Look through the material below and show every line with the word "image".
══════
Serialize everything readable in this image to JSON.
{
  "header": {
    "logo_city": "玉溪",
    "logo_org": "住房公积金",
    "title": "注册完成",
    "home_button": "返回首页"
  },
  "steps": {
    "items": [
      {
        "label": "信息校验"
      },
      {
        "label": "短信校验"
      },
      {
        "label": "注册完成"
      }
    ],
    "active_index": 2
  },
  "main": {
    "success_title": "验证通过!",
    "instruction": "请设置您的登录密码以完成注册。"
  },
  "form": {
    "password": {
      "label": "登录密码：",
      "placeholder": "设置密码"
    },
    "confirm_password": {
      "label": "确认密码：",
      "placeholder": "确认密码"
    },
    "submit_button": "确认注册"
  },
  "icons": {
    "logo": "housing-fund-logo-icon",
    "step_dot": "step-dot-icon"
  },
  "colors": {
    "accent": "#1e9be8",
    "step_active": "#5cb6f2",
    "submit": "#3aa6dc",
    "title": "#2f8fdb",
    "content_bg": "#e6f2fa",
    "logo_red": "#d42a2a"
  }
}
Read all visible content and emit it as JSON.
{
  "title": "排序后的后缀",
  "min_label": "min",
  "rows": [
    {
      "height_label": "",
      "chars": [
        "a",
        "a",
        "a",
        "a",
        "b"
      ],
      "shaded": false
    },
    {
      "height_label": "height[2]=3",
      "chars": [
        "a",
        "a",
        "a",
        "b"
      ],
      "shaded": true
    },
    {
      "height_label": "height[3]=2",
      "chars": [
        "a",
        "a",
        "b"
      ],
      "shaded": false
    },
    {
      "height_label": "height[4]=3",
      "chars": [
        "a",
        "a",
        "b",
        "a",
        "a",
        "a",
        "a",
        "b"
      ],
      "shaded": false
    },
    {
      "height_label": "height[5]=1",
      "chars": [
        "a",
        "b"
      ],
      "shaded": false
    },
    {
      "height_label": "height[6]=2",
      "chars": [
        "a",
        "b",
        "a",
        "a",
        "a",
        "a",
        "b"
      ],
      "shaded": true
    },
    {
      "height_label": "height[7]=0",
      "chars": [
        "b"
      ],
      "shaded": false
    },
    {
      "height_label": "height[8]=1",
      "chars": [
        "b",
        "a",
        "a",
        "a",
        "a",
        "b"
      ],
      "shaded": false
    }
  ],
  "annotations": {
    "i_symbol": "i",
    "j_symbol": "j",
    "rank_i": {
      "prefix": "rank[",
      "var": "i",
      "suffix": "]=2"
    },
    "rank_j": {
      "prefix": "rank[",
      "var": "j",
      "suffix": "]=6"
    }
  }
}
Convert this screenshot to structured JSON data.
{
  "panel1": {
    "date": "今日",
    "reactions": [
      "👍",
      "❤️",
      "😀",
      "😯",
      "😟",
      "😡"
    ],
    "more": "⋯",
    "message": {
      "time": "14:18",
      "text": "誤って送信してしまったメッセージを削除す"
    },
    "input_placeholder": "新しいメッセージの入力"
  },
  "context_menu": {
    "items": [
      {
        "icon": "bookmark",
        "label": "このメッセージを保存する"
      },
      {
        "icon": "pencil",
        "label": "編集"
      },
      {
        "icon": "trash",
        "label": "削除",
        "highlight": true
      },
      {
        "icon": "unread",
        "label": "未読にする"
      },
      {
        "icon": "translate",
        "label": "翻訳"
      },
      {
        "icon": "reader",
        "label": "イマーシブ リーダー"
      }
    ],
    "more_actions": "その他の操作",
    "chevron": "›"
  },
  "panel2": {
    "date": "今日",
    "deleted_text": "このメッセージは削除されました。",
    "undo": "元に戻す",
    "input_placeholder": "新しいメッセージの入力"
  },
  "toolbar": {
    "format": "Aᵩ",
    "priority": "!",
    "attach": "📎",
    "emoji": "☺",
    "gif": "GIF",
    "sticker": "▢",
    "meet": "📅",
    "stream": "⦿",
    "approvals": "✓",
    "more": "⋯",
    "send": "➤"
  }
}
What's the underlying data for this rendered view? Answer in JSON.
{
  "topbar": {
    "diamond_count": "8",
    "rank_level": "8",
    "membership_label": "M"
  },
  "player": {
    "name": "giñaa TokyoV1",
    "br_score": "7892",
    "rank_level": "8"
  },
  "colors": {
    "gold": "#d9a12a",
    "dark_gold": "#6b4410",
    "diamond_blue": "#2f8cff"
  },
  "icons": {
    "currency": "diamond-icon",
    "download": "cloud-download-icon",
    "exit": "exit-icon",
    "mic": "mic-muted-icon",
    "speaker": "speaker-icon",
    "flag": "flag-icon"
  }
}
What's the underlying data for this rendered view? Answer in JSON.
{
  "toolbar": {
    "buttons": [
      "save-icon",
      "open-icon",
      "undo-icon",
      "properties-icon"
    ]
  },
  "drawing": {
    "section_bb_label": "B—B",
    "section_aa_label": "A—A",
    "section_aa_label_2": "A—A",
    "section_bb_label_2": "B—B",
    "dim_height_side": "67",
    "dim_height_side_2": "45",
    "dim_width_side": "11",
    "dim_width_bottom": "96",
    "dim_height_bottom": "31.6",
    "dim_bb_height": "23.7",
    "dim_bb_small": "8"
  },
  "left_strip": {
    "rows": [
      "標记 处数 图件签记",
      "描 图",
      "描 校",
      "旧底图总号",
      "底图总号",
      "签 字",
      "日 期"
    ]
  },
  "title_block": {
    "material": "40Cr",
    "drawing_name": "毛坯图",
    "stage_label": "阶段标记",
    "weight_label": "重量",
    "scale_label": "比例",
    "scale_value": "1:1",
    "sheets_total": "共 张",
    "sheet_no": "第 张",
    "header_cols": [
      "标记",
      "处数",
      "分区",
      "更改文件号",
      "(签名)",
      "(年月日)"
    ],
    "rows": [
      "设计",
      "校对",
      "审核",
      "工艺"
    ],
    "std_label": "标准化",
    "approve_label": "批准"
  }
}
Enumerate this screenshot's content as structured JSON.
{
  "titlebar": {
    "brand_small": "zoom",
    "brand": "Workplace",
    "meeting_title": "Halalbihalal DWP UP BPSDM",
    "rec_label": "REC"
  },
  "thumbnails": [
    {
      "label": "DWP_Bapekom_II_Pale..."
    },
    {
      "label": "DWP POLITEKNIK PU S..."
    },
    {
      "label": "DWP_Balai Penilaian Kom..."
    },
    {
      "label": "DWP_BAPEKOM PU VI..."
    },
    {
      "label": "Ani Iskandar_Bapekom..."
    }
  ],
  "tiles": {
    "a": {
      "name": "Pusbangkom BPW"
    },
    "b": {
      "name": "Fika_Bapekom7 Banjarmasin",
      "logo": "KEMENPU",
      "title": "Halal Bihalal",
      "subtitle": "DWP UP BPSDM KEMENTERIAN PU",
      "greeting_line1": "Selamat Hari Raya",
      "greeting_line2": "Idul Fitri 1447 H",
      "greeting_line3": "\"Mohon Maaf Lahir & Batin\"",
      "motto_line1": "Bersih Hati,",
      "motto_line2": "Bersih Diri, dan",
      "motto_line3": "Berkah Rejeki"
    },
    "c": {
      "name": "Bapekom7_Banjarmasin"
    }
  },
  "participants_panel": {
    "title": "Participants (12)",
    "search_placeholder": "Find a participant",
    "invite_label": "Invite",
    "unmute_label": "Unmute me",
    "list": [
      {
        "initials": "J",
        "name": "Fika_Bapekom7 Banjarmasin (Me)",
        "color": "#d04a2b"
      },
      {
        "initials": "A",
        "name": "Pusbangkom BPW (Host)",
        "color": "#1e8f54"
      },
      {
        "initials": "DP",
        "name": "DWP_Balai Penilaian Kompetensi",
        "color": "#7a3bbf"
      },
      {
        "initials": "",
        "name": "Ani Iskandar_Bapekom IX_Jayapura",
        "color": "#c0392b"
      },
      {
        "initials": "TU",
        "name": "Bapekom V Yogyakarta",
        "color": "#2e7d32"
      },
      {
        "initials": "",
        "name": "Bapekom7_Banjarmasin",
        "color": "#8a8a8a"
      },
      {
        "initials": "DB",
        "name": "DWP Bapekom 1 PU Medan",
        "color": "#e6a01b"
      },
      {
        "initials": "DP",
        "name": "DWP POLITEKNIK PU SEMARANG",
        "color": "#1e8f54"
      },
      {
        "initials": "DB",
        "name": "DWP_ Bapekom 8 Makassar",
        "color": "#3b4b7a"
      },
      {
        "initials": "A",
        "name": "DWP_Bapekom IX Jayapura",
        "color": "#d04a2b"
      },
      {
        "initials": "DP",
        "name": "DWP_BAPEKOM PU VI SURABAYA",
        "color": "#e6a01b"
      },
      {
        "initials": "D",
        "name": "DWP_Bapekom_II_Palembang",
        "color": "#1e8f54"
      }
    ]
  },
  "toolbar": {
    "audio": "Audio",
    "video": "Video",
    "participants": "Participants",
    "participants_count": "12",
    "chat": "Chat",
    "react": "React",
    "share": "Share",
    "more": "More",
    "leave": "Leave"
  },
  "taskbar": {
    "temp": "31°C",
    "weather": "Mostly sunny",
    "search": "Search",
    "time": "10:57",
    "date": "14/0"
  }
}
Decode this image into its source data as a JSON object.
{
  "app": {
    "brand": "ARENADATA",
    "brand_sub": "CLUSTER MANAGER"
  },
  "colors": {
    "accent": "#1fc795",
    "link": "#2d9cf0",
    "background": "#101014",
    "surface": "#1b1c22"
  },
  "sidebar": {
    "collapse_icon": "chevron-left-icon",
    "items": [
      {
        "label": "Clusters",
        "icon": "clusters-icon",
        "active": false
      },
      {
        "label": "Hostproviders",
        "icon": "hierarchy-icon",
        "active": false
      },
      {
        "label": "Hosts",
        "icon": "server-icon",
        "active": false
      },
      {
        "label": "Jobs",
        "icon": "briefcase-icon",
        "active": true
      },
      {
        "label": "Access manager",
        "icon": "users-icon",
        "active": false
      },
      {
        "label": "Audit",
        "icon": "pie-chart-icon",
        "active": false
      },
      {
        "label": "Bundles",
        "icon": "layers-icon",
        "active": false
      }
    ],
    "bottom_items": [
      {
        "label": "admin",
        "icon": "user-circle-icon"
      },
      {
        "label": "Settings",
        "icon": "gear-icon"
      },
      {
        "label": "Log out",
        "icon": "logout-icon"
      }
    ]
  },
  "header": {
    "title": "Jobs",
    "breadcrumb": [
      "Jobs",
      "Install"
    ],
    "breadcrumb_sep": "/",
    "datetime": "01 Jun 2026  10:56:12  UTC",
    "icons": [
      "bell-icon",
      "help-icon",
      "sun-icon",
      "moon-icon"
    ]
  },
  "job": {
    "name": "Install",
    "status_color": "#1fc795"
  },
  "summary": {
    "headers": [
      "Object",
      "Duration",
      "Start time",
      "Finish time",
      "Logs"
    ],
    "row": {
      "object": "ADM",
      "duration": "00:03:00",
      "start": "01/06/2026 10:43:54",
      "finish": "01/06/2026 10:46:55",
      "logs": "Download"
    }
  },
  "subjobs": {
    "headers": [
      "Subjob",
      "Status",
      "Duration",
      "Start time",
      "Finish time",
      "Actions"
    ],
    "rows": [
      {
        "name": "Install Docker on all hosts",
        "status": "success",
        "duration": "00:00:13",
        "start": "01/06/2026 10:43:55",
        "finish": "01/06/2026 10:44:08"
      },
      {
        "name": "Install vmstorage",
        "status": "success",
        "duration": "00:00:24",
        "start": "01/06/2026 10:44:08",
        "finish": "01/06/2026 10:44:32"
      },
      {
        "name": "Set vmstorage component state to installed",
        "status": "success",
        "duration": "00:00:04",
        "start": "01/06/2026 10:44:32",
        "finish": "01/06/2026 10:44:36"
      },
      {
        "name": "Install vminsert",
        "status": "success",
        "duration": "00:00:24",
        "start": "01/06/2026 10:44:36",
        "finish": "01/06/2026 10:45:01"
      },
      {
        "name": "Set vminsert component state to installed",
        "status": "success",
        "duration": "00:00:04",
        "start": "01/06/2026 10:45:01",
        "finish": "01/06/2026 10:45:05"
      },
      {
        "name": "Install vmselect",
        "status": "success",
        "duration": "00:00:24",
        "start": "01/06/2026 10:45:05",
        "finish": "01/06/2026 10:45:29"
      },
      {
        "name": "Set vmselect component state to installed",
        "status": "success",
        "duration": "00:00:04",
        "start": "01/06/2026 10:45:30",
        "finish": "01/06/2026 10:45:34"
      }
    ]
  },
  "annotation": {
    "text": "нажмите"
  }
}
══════
#### Response below:
Serialize everything readable in this image to JSON.
Decode this image into its source data as a JSON object.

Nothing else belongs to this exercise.